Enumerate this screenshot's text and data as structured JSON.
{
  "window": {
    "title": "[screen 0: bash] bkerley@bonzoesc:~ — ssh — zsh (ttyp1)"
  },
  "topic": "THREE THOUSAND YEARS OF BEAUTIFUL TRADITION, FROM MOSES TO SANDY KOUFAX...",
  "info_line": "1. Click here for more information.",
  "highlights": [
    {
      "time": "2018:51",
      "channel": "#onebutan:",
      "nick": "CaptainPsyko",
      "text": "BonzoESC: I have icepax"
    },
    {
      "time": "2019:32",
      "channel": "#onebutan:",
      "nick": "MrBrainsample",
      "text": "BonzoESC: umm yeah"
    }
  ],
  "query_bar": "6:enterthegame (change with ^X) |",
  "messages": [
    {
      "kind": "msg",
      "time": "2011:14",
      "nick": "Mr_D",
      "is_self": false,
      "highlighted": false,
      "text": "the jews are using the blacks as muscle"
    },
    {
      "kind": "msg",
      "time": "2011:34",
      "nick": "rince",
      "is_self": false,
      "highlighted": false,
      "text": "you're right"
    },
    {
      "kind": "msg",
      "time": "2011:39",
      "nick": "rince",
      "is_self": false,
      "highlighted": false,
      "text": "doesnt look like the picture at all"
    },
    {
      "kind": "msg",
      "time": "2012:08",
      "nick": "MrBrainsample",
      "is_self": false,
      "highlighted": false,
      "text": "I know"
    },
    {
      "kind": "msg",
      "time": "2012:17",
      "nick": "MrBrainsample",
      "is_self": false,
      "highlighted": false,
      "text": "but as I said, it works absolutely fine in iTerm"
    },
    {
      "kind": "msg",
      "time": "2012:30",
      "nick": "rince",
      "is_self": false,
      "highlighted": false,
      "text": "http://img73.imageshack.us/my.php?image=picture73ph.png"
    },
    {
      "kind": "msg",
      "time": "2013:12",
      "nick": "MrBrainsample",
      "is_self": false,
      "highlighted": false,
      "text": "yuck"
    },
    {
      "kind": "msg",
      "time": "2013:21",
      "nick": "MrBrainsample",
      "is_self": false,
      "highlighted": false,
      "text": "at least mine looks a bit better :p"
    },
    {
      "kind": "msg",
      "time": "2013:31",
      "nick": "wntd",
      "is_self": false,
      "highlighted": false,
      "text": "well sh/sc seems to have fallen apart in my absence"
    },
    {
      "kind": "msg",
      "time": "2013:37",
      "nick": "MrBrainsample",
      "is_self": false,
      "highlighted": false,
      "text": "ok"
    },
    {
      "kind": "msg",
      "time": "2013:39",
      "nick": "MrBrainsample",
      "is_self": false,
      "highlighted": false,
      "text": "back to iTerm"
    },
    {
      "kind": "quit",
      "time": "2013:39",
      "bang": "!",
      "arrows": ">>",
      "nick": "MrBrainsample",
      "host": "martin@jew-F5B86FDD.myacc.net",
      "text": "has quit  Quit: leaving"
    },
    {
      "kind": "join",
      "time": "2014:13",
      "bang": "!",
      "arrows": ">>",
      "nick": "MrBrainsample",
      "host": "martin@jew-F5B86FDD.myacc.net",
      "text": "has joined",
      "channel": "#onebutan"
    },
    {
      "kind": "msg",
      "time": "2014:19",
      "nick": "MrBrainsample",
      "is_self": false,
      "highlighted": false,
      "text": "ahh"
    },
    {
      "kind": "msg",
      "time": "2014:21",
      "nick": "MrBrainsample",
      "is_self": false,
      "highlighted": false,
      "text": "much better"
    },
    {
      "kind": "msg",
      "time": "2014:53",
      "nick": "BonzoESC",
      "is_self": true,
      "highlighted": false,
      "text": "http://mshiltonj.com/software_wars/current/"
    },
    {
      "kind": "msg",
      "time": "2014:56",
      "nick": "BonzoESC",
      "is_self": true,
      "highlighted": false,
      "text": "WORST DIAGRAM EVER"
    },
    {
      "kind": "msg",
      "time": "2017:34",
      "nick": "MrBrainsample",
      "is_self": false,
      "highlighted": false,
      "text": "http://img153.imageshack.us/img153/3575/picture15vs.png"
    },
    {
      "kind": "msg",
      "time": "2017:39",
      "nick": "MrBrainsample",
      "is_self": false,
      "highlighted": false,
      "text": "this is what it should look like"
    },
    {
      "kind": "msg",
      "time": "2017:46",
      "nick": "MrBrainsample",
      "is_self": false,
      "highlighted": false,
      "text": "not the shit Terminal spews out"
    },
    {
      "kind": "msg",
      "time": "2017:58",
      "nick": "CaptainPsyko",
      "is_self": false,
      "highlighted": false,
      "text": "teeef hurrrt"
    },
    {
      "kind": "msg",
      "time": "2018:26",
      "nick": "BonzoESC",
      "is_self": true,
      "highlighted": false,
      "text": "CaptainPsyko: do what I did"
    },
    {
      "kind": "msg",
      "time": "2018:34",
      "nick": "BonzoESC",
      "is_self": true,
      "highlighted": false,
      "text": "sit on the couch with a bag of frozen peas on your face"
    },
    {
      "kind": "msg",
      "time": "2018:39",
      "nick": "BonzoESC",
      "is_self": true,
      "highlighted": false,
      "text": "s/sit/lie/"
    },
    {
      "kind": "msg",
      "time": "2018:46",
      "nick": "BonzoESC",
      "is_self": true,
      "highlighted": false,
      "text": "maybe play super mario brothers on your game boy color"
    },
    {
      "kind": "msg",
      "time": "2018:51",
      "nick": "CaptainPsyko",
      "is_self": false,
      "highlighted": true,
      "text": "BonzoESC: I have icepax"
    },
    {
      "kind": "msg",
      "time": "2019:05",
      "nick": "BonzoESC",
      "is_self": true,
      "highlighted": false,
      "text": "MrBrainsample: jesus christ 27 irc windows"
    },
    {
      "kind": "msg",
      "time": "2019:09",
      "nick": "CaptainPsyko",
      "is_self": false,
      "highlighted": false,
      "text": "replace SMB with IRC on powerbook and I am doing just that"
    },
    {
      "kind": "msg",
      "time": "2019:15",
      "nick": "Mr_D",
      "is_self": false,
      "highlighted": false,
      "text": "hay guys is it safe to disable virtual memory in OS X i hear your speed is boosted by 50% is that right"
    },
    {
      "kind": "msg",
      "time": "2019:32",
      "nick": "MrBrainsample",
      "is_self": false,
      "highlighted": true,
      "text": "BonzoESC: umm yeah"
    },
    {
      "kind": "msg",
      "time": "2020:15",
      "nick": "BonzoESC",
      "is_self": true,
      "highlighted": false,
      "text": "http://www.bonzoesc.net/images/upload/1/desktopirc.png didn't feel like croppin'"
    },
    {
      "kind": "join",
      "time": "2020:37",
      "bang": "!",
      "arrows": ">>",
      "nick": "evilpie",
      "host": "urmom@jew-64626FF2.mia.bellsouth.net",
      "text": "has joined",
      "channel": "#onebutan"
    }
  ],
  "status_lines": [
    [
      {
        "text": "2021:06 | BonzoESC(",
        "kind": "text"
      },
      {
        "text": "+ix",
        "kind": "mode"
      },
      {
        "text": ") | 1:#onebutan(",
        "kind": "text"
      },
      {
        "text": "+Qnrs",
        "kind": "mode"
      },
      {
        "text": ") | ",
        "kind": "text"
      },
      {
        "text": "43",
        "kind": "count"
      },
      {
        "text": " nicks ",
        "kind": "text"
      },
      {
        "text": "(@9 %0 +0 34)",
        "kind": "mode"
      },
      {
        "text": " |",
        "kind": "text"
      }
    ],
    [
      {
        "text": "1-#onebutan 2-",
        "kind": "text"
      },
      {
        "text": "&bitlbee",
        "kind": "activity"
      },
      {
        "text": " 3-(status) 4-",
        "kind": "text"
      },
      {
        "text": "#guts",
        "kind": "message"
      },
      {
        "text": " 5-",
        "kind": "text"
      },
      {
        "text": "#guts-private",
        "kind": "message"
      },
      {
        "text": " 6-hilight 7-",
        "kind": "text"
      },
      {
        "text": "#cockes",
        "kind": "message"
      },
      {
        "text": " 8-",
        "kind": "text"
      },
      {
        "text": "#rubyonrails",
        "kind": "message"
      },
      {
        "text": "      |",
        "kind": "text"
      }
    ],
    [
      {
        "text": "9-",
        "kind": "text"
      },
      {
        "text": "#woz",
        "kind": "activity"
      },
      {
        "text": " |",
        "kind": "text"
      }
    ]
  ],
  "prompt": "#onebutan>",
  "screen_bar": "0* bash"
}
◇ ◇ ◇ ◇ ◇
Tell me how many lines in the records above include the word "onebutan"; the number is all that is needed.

7